■ Problem requirements
The line containing "What's the underlying" and every line after it, through the end of the records below, are to be reproduced exactly, with the pictures left out.
▶
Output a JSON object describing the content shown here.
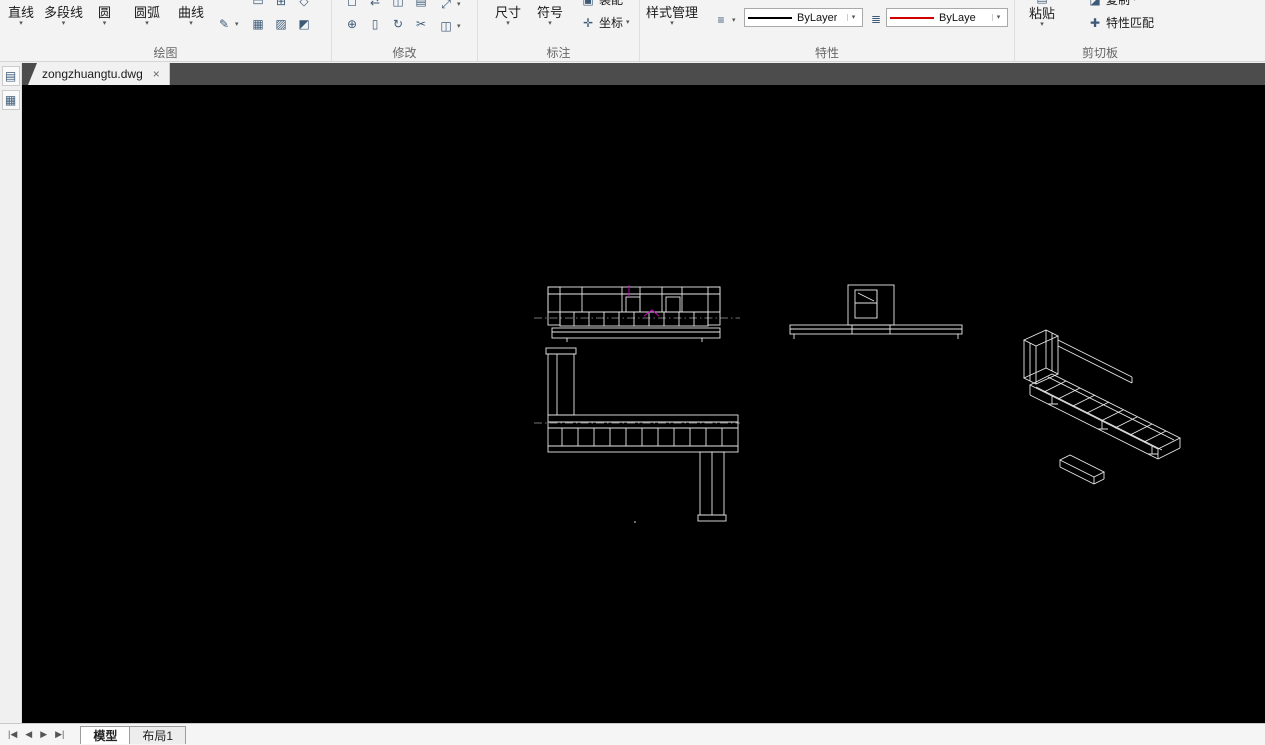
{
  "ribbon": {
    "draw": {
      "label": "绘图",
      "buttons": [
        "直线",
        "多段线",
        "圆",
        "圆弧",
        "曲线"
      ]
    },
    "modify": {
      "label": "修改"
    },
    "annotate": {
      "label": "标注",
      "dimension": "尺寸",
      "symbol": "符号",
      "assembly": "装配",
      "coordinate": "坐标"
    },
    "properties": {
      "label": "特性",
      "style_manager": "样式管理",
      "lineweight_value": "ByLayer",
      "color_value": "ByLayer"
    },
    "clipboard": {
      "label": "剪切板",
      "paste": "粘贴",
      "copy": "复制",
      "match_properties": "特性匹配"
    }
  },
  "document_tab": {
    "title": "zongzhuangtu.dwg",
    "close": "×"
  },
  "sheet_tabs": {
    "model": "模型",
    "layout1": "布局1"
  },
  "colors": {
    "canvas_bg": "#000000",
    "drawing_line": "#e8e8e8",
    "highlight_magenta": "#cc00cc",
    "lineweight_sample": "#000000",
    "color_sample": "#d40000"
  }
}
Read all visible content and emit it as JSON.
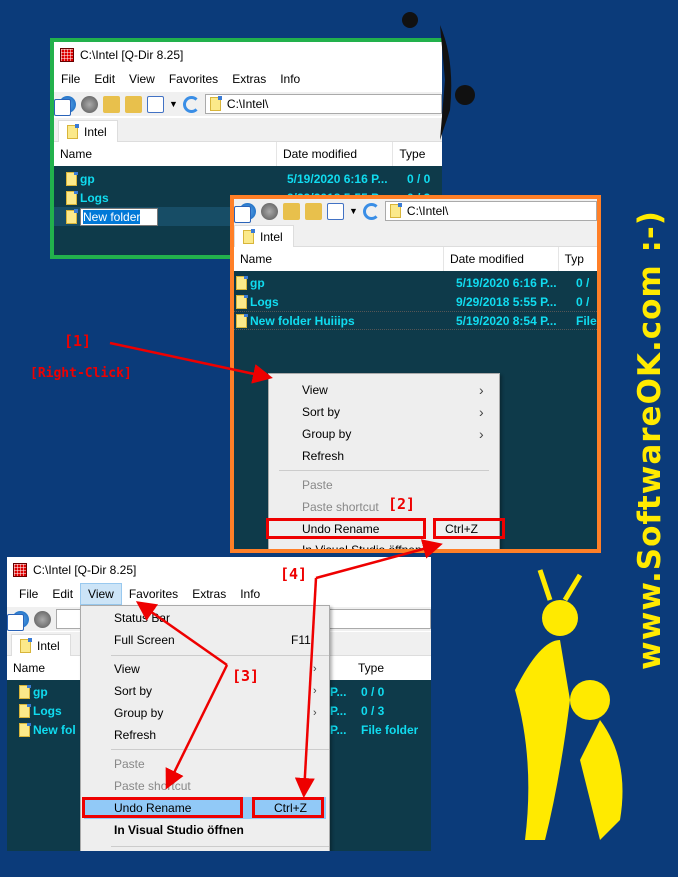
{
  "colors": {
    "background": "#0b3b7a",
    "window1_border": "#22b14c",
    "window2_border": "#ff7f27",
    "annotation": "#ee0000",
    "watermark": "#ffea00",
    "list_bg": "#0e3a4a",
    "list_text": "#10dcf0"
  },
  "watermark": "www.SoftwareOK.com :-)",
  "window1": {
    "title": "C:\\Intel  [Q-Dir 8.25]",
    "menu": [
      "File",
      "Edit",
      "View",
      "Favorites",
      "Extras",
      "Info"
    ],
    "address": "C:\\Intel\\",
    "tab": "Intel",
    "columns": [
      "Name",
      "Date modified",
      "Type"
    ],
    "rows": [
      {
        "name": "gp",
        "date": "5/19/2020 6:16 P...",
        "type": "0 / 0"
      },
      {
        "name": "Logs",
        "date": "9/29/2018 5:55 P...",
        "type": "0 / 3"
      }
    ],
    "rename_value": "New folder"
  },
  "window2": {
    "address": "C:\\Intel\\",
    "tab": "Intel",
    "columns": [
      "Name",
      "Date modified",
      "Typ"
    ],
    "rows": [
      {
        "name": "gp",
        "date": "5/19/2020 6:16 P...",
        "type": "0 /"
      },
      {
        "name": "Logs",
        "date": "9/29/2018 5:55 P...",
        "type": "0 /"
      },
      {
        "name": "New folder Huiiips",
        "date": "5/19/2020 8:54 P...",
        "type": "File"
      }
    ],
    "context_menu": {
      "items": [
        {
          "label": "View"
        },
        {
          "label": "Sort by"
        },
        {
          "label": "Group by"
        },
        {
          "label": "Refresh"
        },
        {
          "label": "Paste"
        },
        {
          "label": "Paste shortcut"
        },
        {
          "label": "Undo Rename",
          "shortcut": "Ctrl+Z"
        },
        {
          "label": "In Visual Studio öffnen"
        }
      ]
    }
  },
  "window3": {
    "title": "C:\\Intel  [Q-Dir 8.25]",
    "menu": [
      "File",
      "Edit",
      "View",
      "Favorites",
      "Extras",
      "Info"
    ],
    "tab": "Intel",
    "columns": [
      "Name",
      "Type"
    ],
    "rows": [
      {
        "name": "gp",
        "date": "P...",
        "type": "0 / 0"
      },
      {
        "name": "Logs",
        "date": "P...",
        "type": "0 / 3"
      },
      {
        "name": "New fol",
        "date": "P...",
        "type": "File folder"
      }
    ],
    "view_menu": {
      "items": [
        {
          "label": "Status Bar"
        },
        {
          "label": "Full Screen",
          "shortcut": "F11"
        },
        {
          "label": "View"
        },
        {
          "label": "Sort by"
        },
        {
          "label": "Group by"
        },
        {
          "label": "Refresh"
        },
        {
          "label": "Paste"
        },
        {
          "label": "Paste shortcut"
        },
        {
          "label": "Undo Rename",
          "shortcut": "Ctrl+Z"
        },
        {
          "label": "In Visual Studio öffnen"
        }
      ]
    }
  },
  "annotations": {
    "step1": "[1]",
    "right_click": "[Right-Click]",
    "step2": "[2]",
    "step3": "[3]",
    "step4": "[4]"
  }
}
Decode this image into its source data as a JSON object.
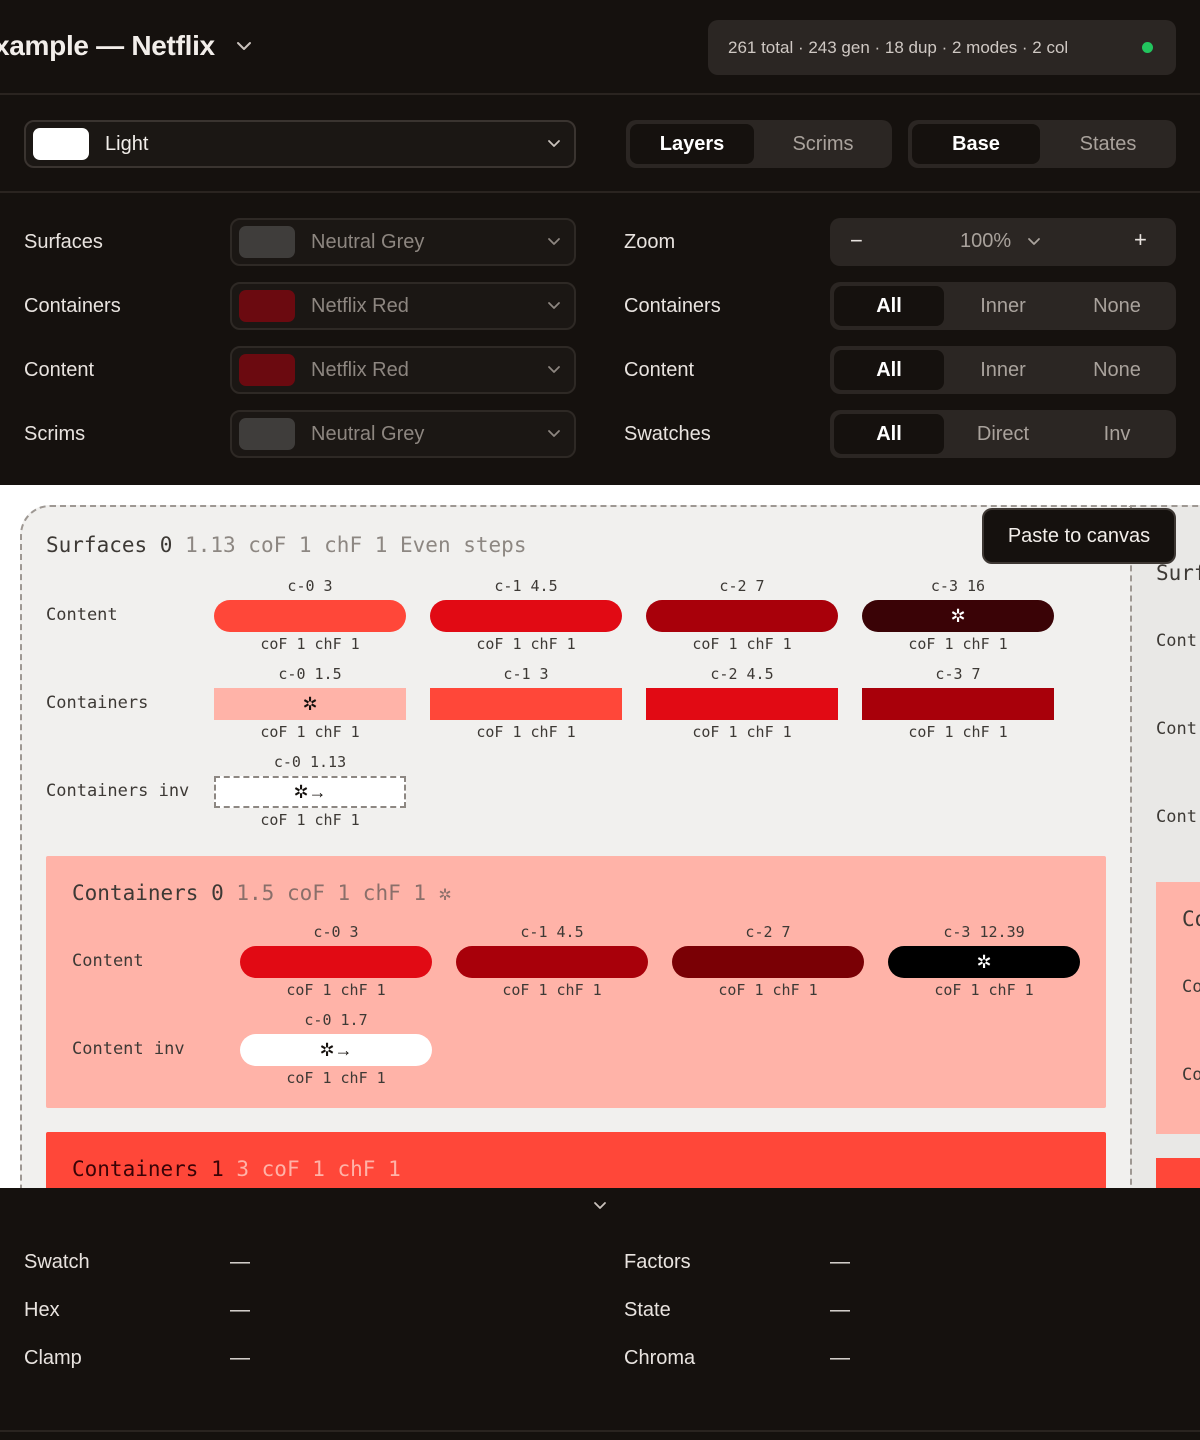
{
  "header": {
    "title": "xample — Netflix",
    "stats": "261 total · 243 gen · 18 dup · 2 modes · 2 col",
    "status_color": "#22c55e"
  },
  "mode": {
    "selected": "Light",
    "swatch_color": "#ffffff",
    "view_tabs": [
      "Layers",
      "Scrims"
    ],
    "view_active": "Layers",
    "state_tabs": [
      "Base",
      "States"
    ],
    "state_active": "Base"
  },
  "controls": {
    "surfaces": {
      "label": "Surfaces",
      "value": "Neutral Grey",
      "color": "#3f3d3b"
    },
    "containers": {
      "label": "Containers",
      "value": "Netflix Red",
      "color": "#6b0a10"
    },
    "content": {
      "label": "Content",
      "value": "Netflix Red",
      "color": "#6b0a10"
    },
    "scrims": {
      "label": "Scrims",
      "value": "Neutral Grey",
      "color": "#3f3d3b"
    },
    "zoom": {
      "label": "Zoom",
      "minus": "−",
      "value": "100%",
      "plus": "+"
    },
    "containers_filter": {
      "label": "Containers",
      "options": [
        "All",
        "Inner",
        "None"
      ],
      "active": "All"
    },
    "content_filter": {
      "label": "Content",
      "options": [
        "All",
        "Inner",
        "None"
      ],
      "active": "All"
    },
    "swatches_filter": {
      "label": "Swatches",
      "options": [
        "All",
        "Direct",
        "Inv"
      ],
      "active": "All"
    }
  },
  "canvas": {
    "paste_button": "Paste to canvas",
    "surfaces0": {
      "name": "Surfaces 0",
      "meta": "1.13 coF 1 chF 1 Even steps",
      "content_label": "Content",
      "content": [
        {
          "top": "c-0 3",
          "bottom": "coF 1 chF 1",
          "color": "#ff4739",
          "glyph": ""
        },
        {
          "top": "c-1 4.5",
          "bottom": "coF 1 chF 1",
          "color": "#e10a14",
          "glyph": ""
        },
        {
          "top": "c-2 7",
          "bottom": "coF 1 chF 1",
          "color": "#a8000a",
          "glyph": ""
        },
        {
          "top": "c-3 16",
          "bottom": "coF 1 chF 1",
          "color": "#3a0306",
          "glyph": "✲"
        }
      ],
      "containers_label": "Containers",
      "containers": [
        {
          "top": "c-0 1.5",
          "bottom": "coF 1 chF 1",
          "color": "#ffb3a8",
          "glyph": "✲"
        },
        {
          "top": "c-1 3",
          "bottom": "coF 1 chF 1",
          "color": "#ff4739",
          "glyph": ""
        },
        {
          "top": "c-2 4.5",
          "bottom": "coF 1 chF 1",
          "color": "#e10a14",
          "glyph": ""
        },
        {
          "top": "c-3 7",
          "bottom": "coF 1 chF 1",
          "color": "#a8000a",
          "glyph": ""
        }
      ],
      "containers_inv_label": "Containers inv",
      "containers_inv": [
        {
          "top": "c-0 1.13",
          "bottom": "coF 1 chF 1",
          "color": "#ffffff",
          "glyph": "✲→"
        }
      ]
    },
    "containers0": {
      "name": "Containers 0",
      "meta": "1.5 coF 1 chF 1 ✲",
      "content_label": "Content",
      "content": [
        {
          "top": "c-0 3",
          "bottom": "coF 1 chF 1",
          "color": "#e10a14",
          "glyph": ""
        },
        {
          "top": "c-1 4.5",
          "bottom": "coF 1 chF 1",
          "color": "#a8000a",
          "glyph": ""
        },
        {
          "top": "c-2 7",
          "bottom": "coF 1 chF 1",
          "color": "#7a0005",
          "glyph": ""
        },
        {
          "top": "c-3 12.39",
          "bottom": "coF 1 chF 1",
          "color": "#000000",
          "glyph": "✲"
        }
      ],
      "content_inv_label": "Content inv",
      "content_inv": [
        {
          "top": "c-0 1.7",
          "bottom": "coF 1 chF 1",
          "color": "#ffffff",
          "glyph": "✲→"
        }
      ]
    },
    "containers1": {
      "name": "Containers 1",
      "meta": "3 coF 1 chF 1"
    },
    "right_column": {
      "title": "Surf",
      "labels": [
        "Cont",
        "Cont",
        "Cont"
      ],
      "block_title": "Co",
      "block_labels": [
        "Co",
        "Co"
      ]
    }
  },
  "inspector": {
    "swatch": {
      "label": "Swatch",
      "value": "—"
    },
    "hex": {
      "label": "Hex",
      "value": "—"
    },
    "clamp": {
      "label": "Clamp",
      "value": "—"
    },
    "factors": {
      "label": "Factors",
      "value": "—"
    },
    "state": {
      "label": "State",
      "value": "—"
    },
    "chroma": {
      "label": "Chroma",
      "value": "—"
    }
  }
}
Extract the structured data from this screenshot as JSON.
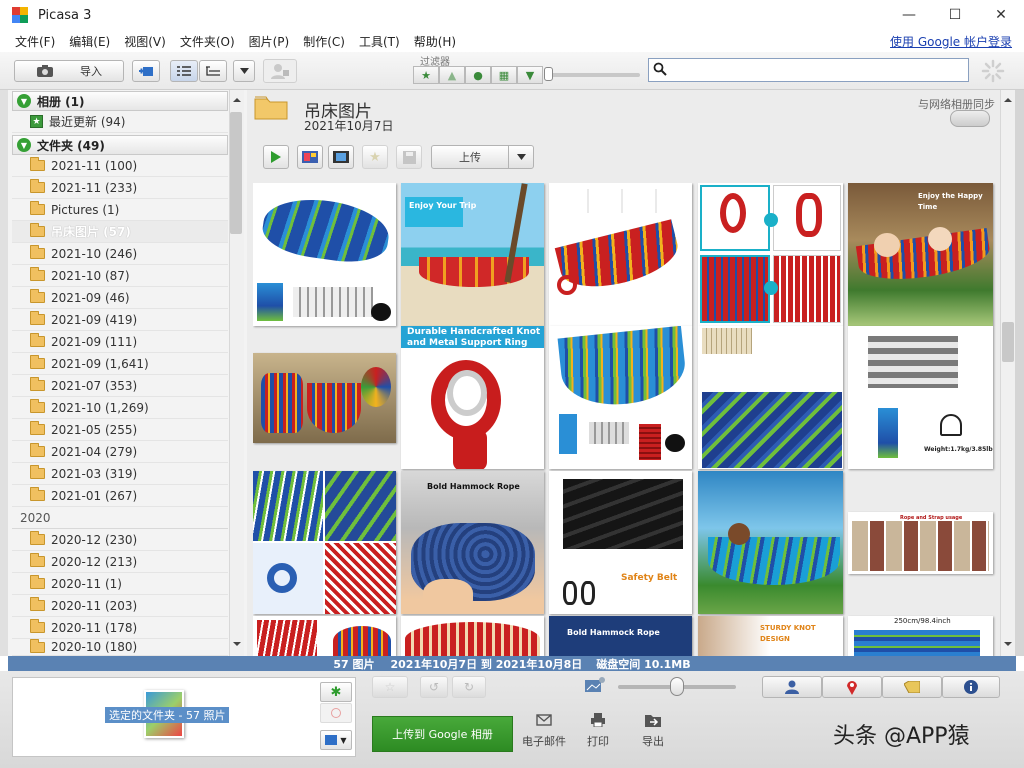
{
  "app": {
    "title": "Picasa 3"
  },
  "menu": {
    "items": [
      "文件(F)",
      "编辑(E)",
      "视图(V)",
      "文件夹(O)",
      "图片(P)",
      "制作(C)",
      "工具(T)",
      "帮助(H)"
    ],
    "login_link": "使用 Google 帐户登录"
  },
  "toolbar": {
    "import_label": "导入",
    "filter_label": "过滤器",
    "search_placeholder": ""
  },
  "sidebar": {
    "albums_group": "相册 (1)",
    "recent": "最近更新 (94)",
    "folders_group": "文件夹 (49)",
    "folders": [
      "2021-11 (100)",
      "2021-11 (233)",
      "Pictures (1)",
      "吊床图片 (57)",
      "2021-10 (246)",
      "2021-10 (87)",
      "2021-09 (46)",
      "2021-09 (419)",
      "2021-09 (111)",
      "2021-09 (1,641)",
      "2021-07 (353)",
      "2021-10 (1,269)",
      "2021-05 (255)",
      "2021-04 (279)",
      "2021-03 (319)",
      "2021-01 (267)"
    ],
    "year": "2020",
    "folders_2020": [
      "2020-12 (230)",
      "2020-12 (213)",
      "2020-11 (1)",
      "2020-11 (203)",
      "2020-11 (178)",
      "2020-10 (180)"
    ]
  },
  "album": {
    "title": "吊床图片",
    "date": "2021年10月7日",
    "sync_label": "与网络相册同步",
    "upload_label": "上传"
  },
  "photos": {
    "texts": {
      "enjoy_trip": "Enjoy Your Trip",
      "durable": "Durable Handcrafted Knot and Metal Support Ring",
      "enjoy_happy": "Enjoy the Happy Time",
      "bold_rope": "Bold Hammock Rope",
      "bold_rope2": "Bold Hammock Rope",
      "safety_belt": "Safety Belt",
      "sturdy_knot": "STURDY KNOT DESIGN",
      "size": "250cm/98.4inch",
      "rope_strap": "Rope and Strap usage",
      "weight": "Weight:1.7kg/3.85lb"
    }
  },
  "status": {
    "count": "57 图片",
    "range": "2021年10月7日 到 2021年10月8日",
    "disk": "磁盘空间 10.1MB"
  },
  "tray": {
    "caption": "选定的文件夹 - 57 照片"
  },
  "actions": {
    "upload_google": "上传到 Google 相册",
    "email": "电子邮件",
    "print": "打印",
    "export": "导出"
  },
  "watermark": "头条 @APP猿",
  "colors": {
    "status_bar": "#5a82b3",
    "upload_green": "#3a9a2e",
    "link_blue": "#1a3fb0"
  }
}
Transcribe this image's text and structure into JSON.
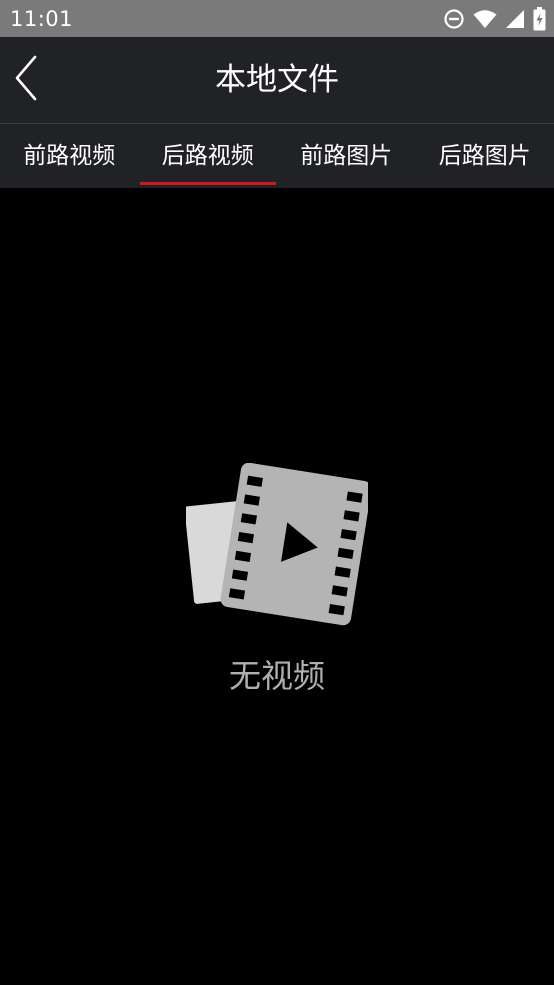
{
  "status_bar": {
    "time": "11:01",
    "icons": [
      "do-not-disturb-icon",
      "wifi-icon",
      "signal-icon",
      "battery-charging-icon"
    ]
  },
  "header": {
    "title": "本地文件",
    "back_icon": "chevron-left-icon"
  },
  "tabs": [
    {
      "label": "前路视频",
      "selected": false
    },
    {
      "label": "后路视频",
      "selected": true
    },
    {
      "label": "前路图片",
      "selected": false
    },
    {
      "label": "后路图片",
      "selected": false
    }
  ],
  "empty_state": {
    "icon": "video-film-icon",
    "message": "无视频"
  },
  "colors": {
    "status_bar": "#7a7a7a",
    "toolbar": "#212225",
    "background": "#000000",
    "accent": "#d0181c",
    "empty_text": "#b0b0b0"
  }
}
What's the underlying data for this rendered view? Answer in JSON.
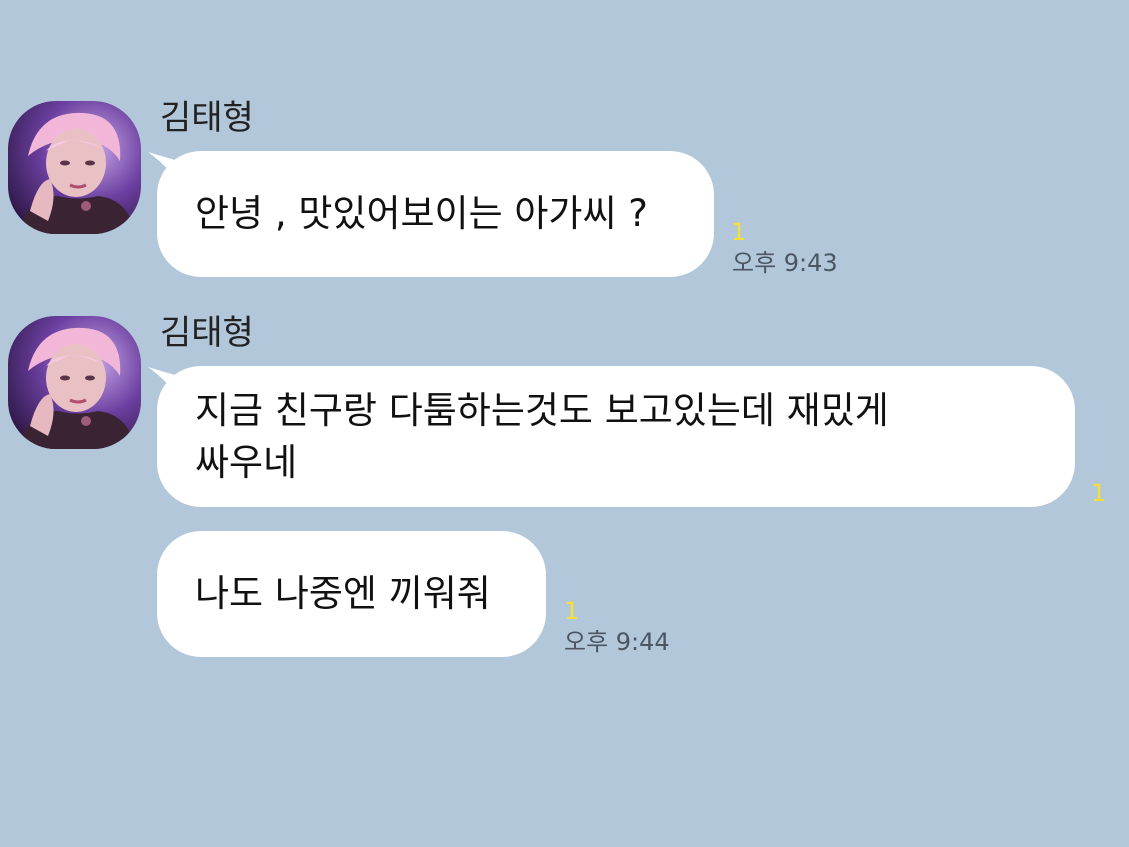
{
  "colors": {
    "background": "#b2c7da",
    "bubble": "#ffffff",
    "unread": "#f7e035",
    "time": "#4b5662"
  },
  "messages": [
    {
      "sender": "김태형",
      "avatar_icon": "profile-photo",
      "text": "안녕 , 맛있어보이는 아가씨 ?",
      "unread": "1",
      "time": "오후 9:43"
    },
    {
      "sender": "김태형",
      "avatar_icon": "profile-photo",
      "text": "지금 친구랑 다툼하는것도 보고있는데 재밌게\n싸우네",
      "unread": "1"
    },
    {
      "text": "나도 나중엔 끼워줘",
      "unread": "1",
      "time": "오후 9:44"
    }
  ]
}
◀
■ Solution for this task
What's the underlying data for this rendered view? Answer in JSON.
{
  "colors": {
    "background": "#b2c7da",
    "bubble": "#ffffff",
    "unread": "#f7e035",
    "time": "#4b5662"
  },
  "messages": [
    {
      "sender": "김태형",
      "avatar_icon": "profile-photo",
      "text": "안녕 , 맛있어보이는 아가씨 ?",
      "unread": "1",
      "time": "오후 9:43"
    },
    {
      "sender": "김태형",
      "avatar_icon": "profile-photo",
      "text": "지금 친구랑 다툼하는것도 보고있는데 재밌게\n싸우네",
      "unread": "1"
    },
    {
      "text": "나도 나중엔 끼워줘",
      "unread": "1",
      "time": "오후 9:44"
    }
  ]
}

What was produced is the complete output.